A month before Katie started kindergarten, six months after my brother Pat had died of liver failure, I sat slumped over in my doctor's office trying to find some relief from the crushing depression and survivor's guilt I was experiencing.  First diagnosed with depression at age eleven, I've struggled with chronic depression ever since.  For the most part, I manage it amazingly well considering my early childhood trauma of sexual abuse, a hypercritical father, and general family-of-origin dysfunction.  Adulthood has been good to me.  But then my brother has to go and drink himself to death and it gets my own depression spiraling out of control.

My doctor, a woman, looked me in the eye and said, "Is there any possible way you can work part-time instead of full-time at the library?"

Despite my depression, I laughed out loud.  What a ridiculous thought.  It had never occurred to me to not work full time.  I'm a feminist, for God's sake.  I'm not like Mom.  I can't let a man financially support me.  Plus, what would I do with my time at home?  Katie was getting ready to start school and she'd be gone most days.  God forbid I learn how to cook and clean.  That's not my calling.

But the more I thought about it, and after talking it over with Will, and realizing the man who would be supporting me is nothing like my father, the more it all made sense.  I'd always wanted to be a writer.  I could be a stay-at-home writer.

For the sake of my mental health, I took my doctor's advice and slowed down the hectic pace of my life so I could write more.  I cut back to twenty-four hours a week at the library.
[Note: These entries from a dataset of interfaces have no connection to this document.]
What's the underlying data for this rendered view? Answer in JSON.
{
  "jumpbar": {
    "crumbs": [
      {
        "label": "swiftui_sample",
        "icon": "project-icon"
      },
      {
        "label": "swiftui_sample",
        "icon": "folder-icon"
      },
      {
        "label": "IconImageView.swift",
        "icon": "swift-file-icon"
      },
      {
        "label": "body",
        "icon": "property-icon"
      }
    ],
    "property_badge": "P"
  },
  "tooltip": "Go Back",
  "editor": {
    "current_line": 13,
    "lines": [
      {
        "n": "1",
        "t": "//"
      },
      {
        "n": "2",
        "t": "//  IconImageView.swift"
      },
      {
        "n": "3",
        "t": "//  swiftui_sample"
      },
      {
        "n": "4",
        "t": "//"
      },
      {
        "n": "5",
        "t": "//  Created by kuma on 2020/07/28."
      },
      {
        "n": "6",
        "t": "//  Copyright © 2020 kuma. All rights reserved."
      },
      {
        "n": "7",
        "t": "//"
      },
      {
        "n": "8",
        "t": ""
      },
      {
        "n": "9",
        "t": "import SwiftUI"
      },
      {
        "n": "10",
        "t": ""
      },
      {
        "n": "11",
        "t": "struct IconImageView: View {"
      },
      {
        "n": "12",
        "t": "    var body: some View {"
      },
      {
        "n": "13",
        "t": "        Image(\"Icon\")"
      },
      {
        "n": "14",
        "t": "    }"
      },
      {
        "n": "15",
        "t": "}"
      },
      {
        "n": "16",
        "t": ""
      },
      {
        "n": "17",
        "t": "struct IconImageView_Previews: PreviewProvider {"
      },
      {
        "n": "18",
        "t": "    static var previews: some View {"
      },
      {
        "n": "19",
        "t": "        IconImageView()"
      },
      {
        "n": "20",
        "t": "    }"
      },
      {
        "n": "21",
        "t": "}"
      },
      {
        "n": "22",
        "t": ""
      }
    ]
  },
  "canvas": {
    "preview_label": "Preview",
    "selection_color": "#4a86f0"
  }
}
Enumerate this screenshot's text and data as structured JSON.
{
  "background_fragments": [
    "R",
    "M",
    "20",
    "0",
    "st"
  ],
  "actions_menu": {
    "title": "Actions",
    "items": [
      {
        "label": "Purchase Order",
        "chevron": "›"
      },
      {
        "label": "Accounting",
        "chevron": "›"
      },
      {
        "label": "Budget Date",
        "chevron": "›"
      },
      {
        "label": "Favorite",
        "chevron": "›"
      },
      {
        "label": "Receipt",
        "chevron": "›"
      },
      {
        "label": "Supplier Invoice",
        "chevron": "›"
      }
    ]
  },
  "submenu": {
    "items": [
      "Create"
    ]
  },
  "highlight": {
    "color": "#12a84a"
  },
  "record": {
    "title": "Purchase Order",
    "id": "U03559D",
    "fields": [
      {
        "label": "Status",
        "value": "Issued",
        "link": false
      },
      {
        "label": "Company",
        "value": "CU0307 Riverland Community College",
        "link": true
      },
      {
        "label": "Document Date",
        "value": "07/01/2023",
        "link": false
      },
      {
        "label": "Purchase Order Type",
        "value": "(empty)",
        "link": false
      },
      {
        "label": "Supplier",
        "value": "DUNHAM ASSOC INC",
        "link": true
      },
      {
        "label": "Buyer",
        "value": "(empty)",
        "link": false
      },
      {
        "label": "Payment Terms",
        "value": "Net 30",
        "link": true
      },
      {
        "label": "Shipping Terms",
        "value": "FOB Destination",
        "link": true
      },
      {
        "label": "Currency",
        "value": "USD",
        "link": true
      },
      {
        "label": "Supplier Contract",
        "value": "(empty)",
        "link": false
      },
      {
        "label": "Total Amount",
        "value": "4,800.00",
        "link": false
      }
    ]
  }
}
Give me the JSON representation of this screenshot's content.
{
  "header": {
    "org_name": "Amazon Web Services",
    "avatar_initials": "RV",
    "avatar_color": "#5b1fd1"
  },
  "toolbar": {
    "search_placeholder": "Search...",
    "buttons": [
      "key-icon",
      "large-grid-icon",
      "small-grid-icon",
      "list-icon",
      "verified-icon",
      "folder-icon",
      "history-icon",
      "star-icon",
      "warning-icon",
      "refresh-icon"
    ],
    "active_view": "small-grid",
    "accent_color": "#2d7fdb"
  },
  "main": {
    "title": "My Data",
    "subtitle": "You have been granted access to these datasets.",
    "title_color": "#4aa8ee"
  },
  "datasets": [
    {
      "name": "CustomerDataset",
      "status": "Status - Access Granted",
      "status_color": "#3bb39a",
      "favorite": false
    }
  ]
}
I had worked full-time for eighteen years, so it felt weird at first, but only because my thirst had become more familiar than the drink I had been offered.  Now I drink it all in, this extra "me" time.

I'm an uninspired cook and a terrible housekeeper, but it turns out I'm not a half-bad blogger.  I write about twenty hours a week, so I'm probably actually working more hours now than I did when I worked full-time at the library, but it's so gratifying it doesn't feel like work at all.  I can say, hands-down, writing is the best thing I've discovered for my mental wellness.  I still take fish oil pills and I still walk most days, two other "natural" ways I've found that helps keep my depression at bay, but I've been off Zoloft for nearly two years, and my first prescription for clonazepam expired before I'd taken my last dose, and now, since I have post-traumatic stress disorder, I only keep the pills on hand at the suggestion of my doctor in case I have a panic attack, like a person allergic to peanuts keeps an EpiPen on them just in case.  

Writing has helped me make sense of my life and appreciate it and my loved ones more.  I need the extra time each day to write like we all need air and exercise and good food and good lovin'.  I don't think everyone would benefit from blogging as much as I do, although our society as a whole could benefit from slowing down some.  Everyone needs more "me" time to delve into their own interests and hobbies, aside from their kids and their careers.  Moms and dads too often lose themselves in the time crunch that is work and family life.  We all need some "me" time.  We need to get over our preconceived notions about who takes care of the kids and who works outside the home.  Sharing the work and child care burden allows us to not think of work and child care as a burden.  It allows us more time to care for ourselves, so our stressed-out mental state does not make us a burden to those around us.